Apple has to decide what to do with its growing cash pile, and according to Tim Cook, the company is in “very very active” talks. Still he ended Apple’s annual shareholder meeting without giving any additional insight into what the fate of the $137.1 billion in cash and investments will be.
During the annual meeting shareholders re-elected Apple’s board, approved Ernst & Young LLP as accountants, and passed a non-binding measure on executive compensation.
Being more sensitive to shareholders’ concerns than his predecessor, Steve Jobs, also means Cook is now under pressure from shareholders to issue increased dividends, or to offer stock buyback or a new class of preferred shares to compensate investors since the company’s shares dropped 36% from their September peak.
Additionally, neither he nor the Apple board are satisfied with the falling stock price, Cook emphasized. But the company is focusing on the long term, and the long-term question for investors is whether or not Apple can continue this tremendous growth. Referring to last year, Cook highlighted that Apple has grown by about $48 billion, booking $24 billion from China alone, the biggest sales revenue of all US technology companies they are “aware of”.
When asked whether he still considers the Einhorn lawsuit silly, he said he does, despite the judge’s ruling. A proposal that would have required Apple to get shareholder approval before issuing a new class of preferred shares was scrapped before the meeting.
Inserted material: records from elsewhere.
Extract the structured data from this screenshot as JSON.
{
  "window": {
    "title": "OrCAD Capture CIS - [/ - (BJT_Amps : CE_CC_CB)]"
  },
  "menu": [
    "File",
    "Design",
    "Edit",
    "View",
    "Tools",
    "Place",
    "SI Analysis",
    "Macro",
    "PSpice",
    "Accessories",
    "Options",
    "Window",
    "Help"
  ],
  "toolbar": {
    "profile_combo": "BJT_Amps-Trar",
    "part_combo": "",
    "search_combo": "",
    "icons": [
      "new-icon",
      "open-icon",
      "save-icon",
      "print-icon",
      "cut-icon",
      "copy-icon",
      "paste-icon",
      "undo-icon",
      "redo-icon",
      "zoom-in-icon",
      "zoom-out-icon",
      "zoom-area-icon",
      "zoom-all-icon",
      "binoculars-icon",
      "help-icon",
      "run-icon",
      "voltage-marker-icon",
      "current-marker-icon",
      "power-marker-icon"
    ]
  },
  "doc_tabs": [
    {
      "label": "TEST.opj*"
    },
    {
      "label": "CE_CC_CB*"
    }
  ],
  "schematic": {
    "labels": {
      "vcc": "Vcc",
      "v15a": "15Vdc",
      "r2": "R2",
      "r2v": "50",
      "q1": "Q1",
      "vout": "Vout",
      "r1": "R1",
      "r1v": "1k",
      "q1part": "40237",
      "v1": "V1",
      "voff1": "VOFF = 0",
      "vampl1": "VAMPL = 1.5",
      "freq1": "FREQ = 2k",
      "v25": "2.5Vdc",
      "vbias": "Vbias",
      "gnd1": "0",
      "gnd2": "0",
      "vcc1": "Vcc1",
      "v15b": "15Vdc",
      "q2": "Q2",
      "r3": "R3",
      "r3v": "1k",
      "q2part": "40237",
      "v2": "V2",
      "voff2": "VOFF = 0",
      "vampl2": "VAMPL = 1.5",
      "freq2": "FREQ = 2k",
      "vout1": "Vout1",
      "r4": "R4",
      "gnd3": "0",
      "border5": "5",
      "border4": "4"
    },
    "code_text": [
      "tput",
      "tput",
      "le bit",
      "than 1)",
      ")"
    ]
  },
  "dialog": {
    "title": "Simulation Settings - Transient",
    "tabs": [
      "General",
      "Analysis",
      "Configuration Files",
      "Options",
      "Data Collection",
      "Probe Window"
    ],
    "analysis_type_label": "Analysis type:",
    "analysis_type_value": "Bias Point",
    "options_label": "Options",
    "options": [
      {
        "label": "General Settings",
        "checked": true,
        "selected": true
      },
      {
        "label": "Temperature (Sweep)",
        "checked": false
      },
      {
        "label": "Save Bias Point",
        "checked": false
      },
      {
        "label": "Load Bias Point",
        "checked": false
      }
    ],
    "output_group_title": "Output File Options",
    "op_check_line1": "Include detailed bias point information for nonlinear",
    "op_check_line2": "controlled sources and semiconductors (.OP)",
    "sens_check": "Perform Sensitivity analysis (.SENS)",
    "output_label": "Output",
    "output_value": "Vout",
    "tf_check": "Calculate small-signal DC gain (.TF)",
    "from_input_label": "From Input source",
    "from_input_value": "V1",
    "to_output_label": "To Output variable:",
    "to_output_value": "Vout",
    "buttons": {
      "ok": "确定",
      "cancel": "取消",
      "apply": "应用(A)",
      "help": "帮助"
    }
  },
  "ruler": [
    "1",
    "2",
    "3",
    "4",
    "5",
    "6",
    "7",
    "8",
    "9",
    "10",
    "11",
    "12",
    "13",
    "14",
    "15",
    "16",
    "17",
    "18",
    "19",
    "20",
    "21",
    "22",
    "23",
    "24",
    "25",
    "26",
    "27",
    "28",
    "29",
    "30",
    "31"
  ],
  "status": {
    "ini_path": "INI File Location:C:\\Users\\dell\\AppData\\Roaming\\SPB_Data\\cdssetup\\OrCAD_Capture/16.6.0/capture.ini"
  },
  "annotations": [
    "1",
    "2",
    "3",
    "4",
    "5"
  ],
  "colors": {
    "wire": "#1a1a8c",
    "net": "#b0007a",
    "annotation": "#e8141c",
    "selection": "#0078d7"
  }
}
As anticipated, Tim Cook was vague when talking about future plans. He said: “Obviously, we’re looking at new categories — we don’t talk about them, but we’re looking at them”.